“Even the slightest chance of an oil spill in a Marine Protected Area far outweighs any potential benefit to the state,” Jackson said on her website. “The bill had the support of dozens of environmental groups, including the Environmental Defense Center, its sponsor, but faced significant opposition from the oil industry. Over the years, oil companies have made numerous attempts to tap into Tranquillon Ridge’s offshore reserves from state waters. Since 2003, an oil development proposal has been pursued by Sunset and Exxon to drill into Tranquillon Ridge reserves from an onshore location at Vandenberg Air Force Base. Slant drilling from onshore into offshore waters raises significant concerns about possible oil spills, impacts on marine life, air and water pollution, and contributions to global climate change.”
Ironically, the Santa Barbara County Supervisors also favored the original drilling proposal. And then they opposed it and endorsed Jackson’s SB 1096 to eliminate the provision in state law that would allow the new project to move forward if and when subsequent approvals were obtained by the Board and several state commissions.
On shore oil operations
Jackson’s original project, Tranquillion Ridge, didn’t offer much in the way of revenues to Santa Barbara County or local schools. The second project was infinitely more generous to local government finances, but that was the project Jackson tried to kill with her legislation.

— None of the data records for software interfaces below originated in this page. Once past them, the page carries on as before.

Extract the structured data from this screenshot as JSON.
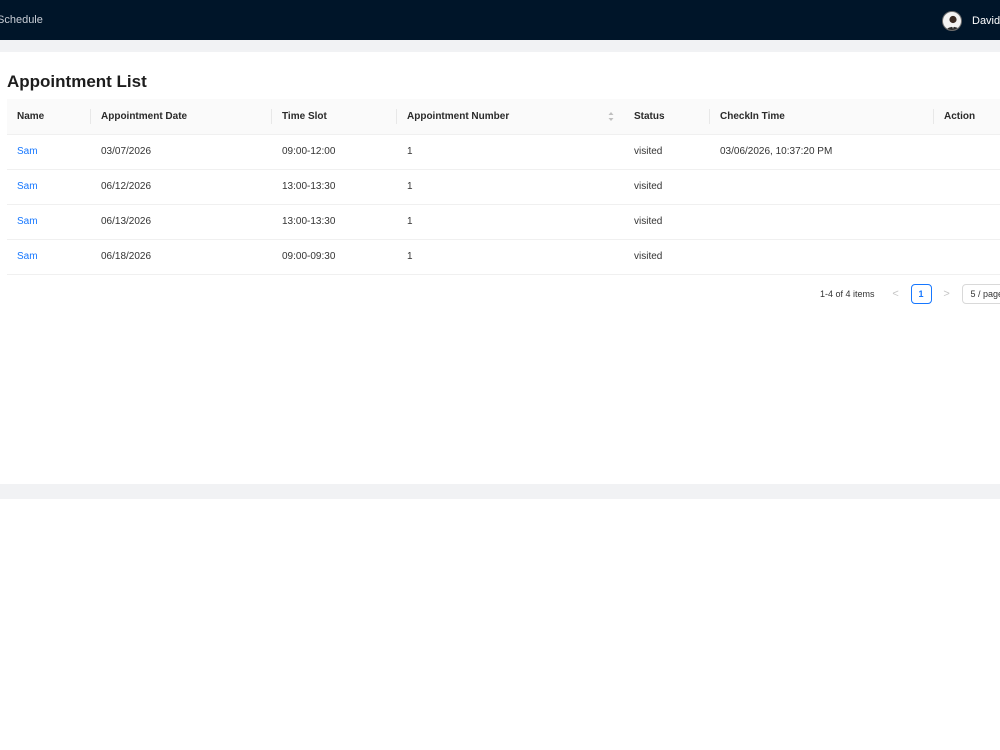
{
  "topbar": {
    "nav_label": "Schedule",
    "user_name": "David S"
  },
  "page": {
    "title": "Appointment List"
  },
  "table": {
    "columns": [
      "Name",
      "Appointment Date",
      "Time Slot",
      "Appointment Number",
      "Status",
      "CheckIn Time",
      "Action"
    ],
    "rows": [
      {
        "name": "Sam",
        "date": "03/07/2026",
        "slot": "09:00-12:00",
        "number": "1",
        "status": "visited",
        "checkin": "03/06/2026, 10:37:20 PM",
        "action": ""
      },
      {
        "name": "Sam",
        "date": "06/12/2026",
        "slot": "13:00-13:30",
        "number": "1",
        "status": "visited",
        "checkin": "",
        "action": ""
      },
      {
        "name": "Sam",
        "date": "06/13/2026",
        "slot": "13:00-13:30",
        "number": "1",
        "status": "visited",
        "checkin": "",
        "action": ""
      },
      {
        "name": "Sam",
        "date": "06/18/2026",
        "slot": "09:00-09:30",
        "number": "1",
        "status": "visited",
        "checkin": "",
        "action": ""
      }
    ]
  },
  "pagination": {
    "total_text": "1-4 of 4 items",
    "prev": "<",
    "current_page": "1",
    "next": ">",
    "page_size": "5 / page"
  },
  "colors": {
    "header_bg": "#001529",
    "link": "#1677ff"
  }
}
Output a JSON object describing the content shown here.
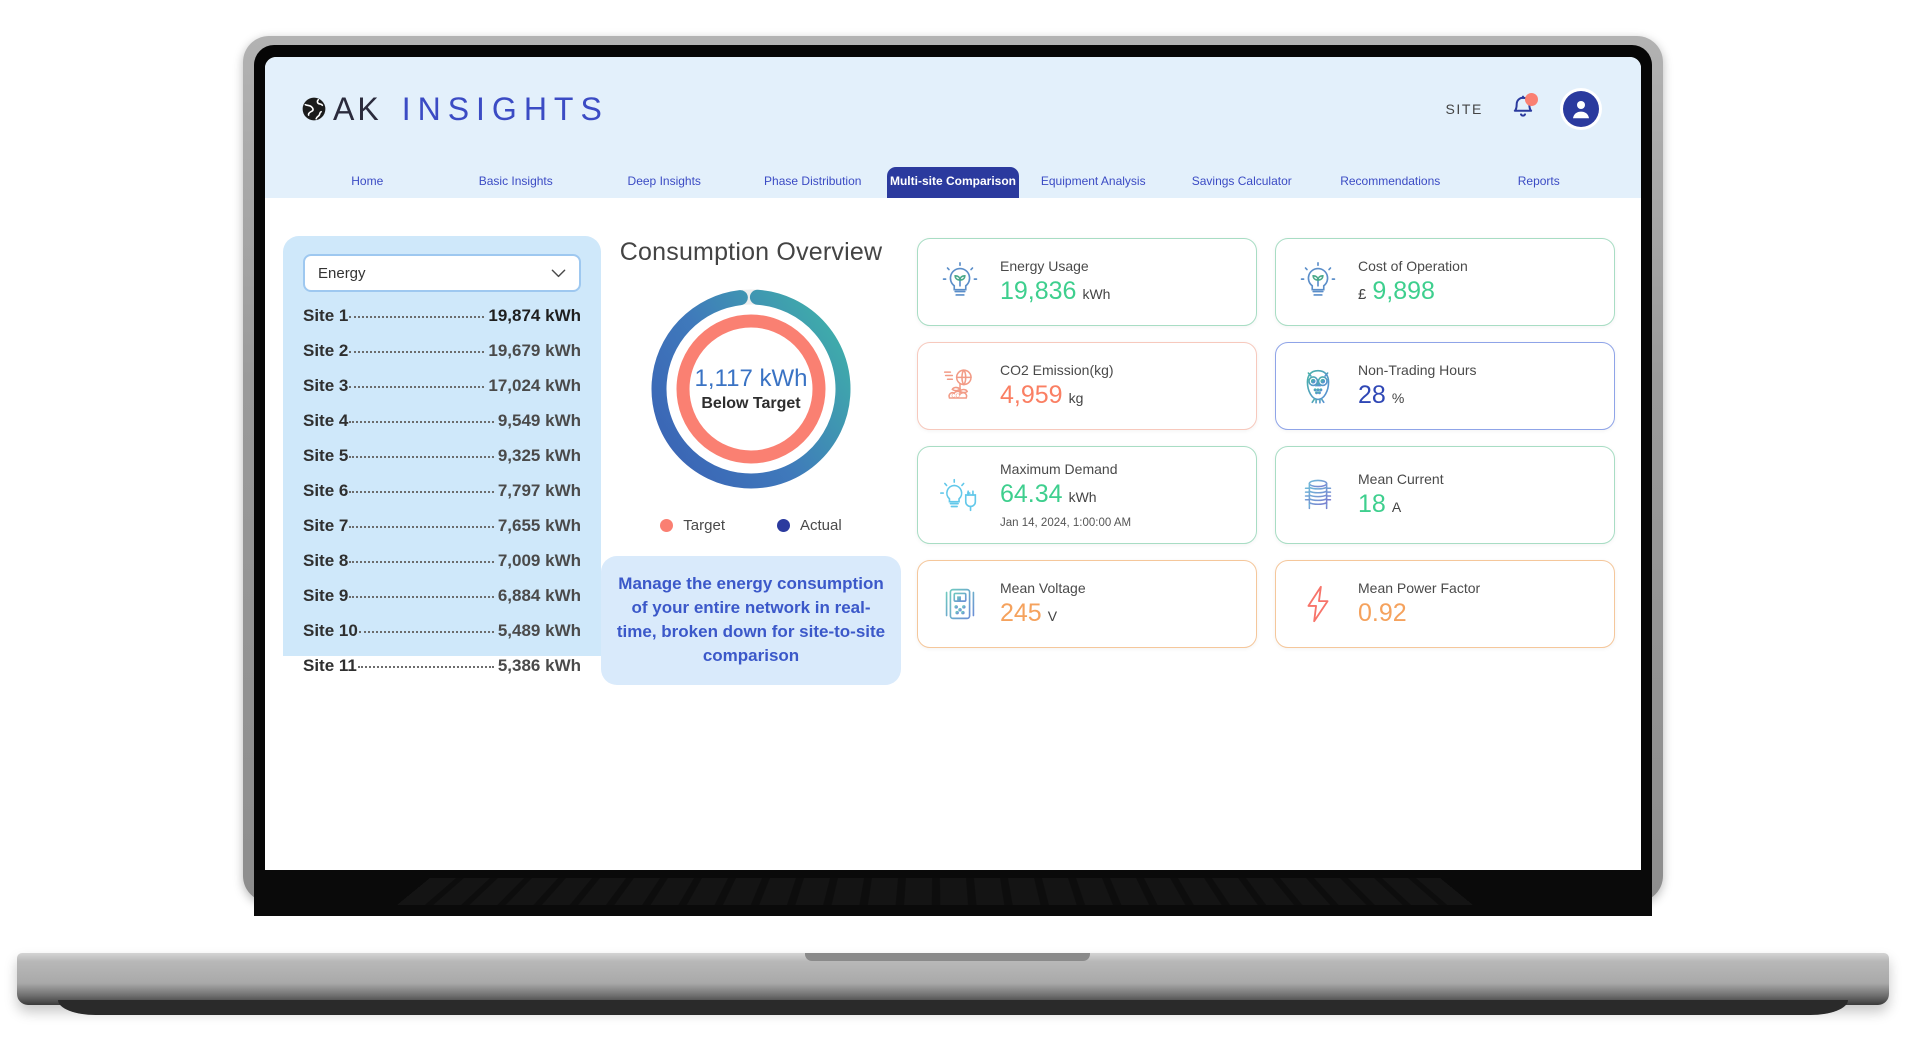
{
  "header": {
    "brand_ak": "AK",
    "brand_insights": "INSIGHTS",
    "globe_icon": "globe-icon",
    "site_label": "SITE",
    "bell_icon": "bell-icon",
    "avatar_icon": "avatar-icon"
  },
  "nav": {
    "items": [
      {
        "label": "Home",
        "active": false
      },
      {
        "label": "Basic Insights",
        "active": false
      },
      {
        "label": "Deep Insights",
        "active": false
      },
      {
        "label": "Phase Distribution",
        "active": false
      },
      {
        "label": "Multi-site Comparison",
        "active": true
      },
      {
        "label": "Equipment Analysis",
        "active": false
      },
      {
        "label": "Savings Calculator",
        "active": false
      },
      {
        "label": "Recommendations",
        "active": false
      },
      {
        "label": "Reports",
        "active": false
      }
    ]
  },
  "sidebar": {
    "metric_select": {
      "value": "Energy",
      "options": [
        "Energy"
      ]
    },
    "sites": [
      {
        "name": "Site 1",
        "value": "19,874",
        "unit": "kWh"
      },
      {
        "name": "Site 2",
        "value": "19,679",
        "unit": "kWh"
      },
      {
        "name": "Site 3",
        "value": "17,024",
        "unit": "kWh"
      },
      {
        "name": "Site 4",
        "value": "9,549",
        "unit": "kWh"
      },
      {
        "name": "Site 5",
        "value": "9,325",
        "unit": "kWh"
      },
      {
        "name": "Site 6",
        "value": "7,797",
        "unit": "kWh"
      },
      {
        "name": "Site 7",
        "value": "7,655",
        "unit": "kWh"
      },
      {
        "name": "Site 8",
        "value": "7,009",
        "unit": "kWh"
      },
      {
        "name": "Site 9",
        "value": "6,884",
        "unit": "kWh"
      },
      {
        "name": "Site 10",
        "value": "5,489",
        "unit": "kWh"
      },
      {
        "name": "Site 11",
        "value": "5,386",
        "unit": "kWh"
      }
    ]
  },
  "overview": {
    "title": "Consumption Overview",
    "center_value": "1,117 kWh",
    "center_sub": "Below Target",
    "legend": [
      {
        "label": "Target",
        "color": "#fa7f72"
      },
      {
        "label": "Actual",
        "color": "#2b3a9e"
      }
    ],
    "info_text": "Manage the energy consumption of your entire network in real-time, broken down for site-to-site comparison"
  },
  "chart_data": {
    "type": "pie",
    "title": "Consumption Overview",
    "subtitle": "1,117 kWh Below Target",
    "legend_position": "bottom",
    "rings": [
      {
        "name": "Actual",
        "ring": "outer",
        "fraction_filled": 0.97,
        "gap_degrees": 10,
        "start_angle_deg": 5,
        "color_start": "#3a63b5",
        "color_end": "#3fb0a9"
      },
      {
        "name": "Target",
        "ring": "inner",
        "fraction_filled": 1.0,
        "gap_degrees": 0,
        "start_angle_deg": 0,
        "color_start": "#fa8072",
        "color_end": "#fa8072"
      }
    ],
    "track_color": "#eeeeee",
    "center_label": "1,117 kWh",
    "center_sublabel": "Below Target"
  },
  "cards": [
    {
      "id": "energy-usage",
      "label": "Energy Usage",
      "prefix": "",
      "value": "19,836",
      "unit": "kWh",
      "timestamp": "",
      "accent": "#3ecf8e",
      "border": "#a8ddc4",
      "theme": "green",
      "icon": "lightbulb-leaf-icon"
    },
    {
      "id": "cost-of-operation",
      "label": "Cost of Operation",
      "prefix": "£",
      "value": "9,898",
      "unit": "",
      "timestamp": "",
      "accent": "#3ecf8e",
      "border": "#a8ddc4",
      "theme": "green",
      "icon": "lightbulb-leaf-icon"
    },
    {
      "id": "co2-emission",
      "label": "CO2 Emission(kg)",
      "prefix": "",
      "value": "4,959",
      "unit": "kg",
      "timestamp": "",
      "accent": "#fa7f63",
      "border": "#f7c9bd",
      "theme": "coral",
      "icon": "co2-plant-icon"
    },
    {
      "id": "non-trading-hours",
      "label": "Non-Trading Hours",
      "prefix": "",
      "value": "28",
      "unit": "%",
      "timestamp": "",
      "accent": "#2f47b5",
      "border": "#8fa4e8",
      "theme": "blue",
      "icon": "owl-icon"
    },
    {
      "id": "maximum-demand",
      "label": "Maximum Demand",
      "prefix": "",
      "value": "64.34",
      "unit": "kWh",
      "timestamp": "Jan 14, 2024, 1:00:00 AM",
      "accent": "#3ecf8e",
      "border": "#a8ddc4",
      "theme": "green",
      "icon": "bulb-plug-icon"
    },
    {
      "id": "mean-current",
      "label": "Mean Current",
      "prefix": "",
      "value": "18",
      "unit": "A",
      "timestamp": "",
      "accent": "#3ecf8e",
      "border": "#a8ddc4",
      "theme": "green",
      "icon": "coil-icon"
    },
    {
      "id": "mean-voltage",
      "label": "Mean Voltage",
      "prefix": "",
      "value": "245",
      "unit": "V",
      "timestamp": "",
      "accent": "#f5a25d",
      "border": "#f5c79b",
      "theme": "orange",
      "icon": "multimeter-icon"
    },
    {
      "id": "mean-power-factor",
      "label": "Mean Power Factor",
      "prefix": "",
      "value": "0.92",
      "unit": "",
      "timestamp": "",
      "accent": "#f5a25d",
      "border": "#f5c79b",
      "theme": "orange",
      "icon": "lightning-bolt-icon"
    }
  ]
}
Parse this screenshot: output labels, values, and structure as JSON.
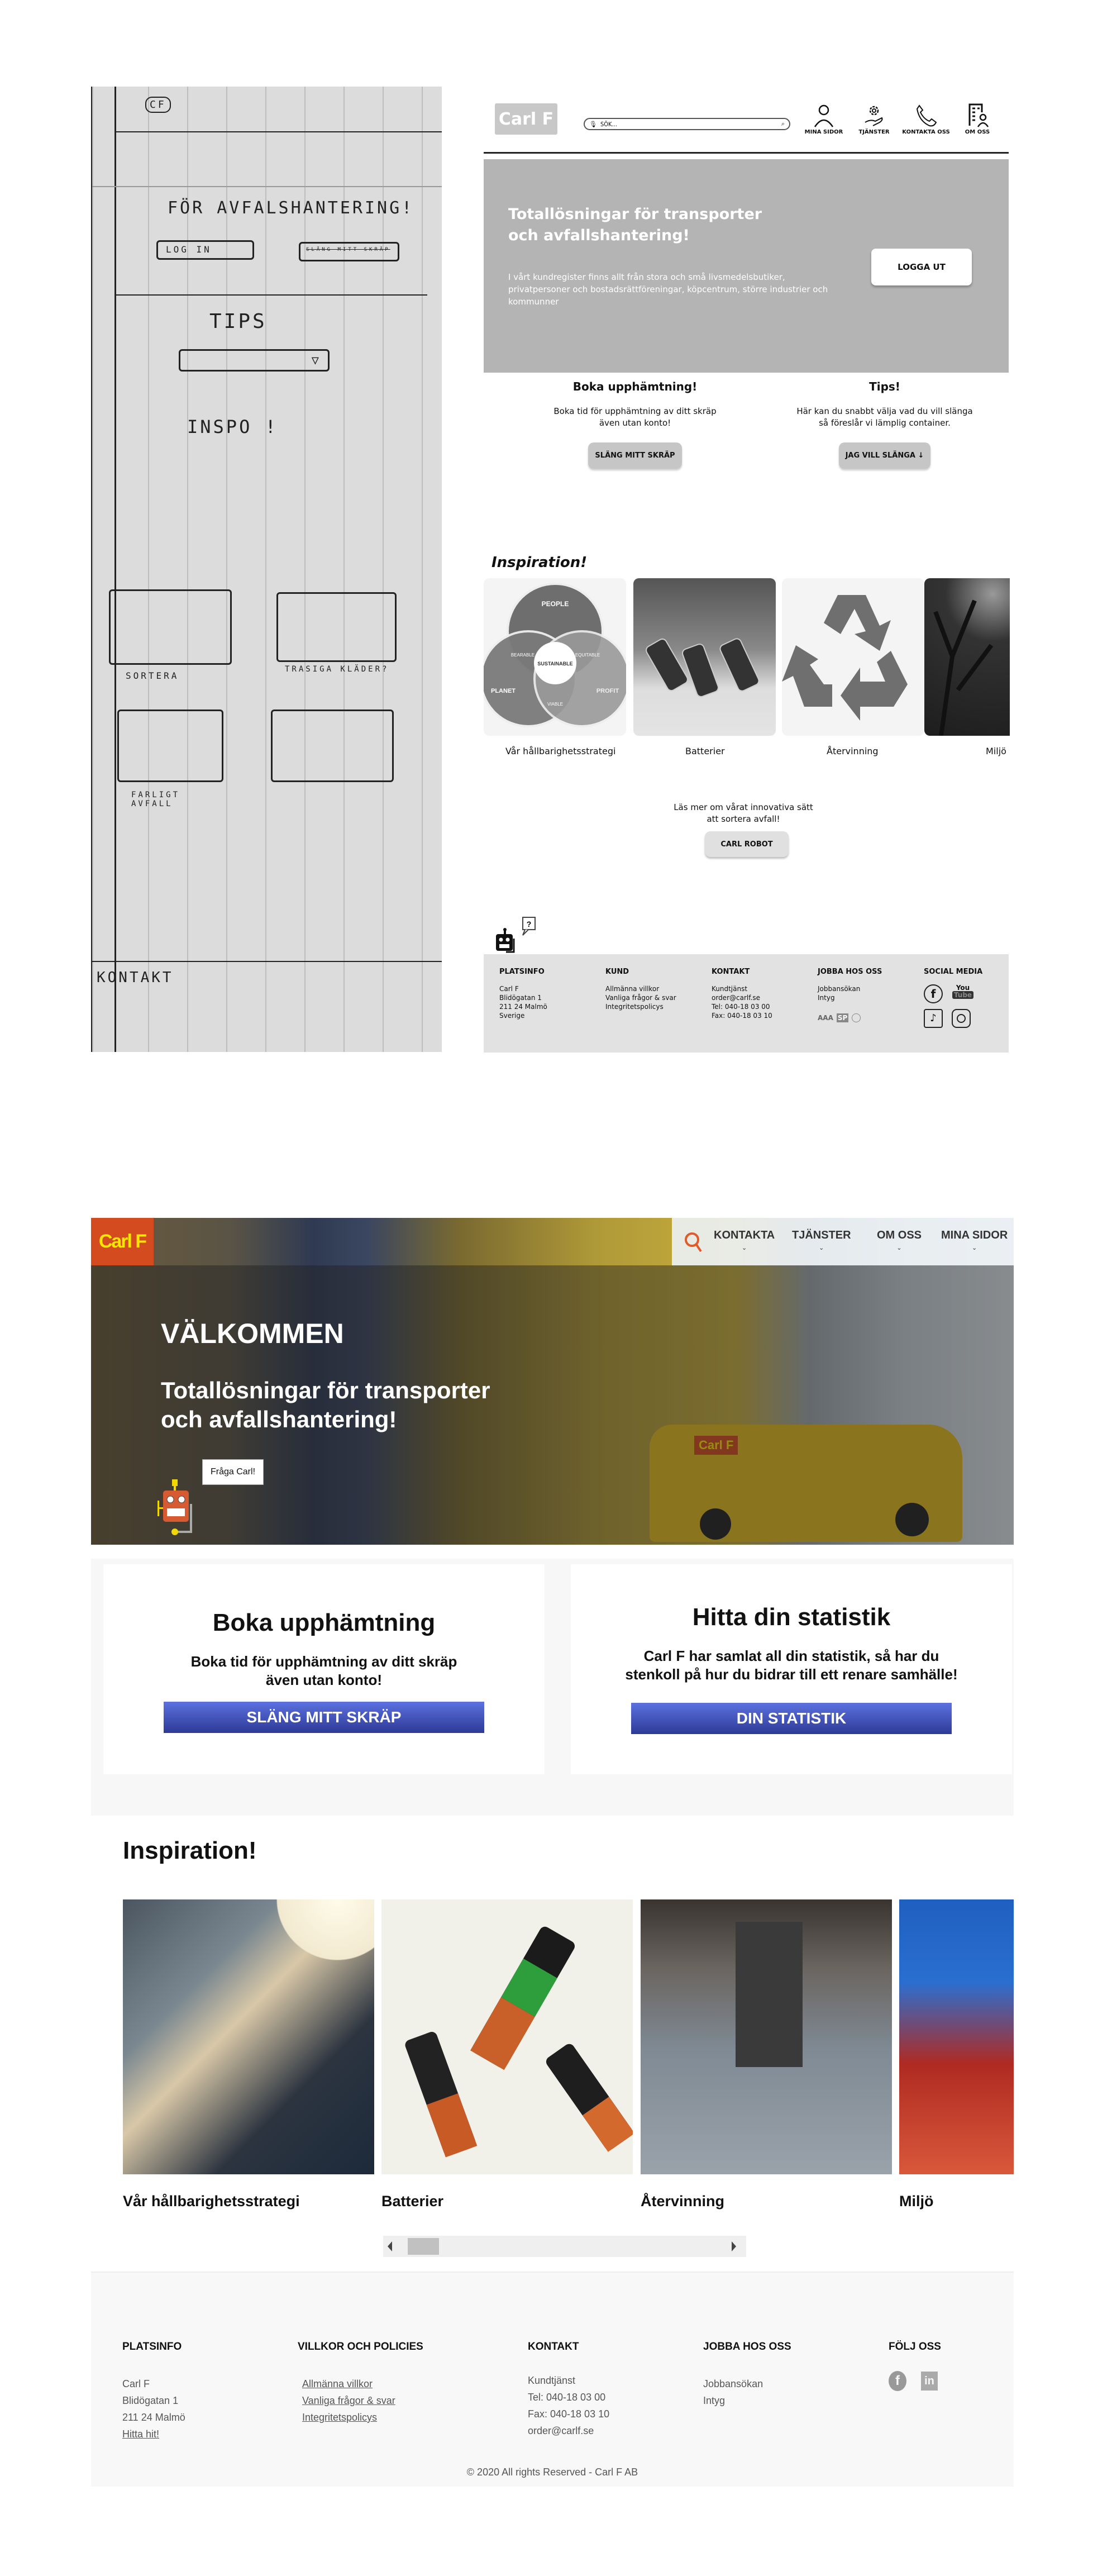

The bill was killed in the Assembly last week, 29-36. However, Jackson vowed to continue pursuing a way to kill the oil project under the guise of environmentalism. “I’m disappointed in what happened tonight, but remain committed to protecting this area of our Santa Barbara coastline from the impacts of new offshore oil drilling for the long haul,” said Jackson in a statement. “I will continue to pursue avenues to protect Tranquillon Ridge, which inspires us with its beauty and biological diversity, and helps drive our local economy with tourism and hospitality jobs and thousands of visitors to our area.”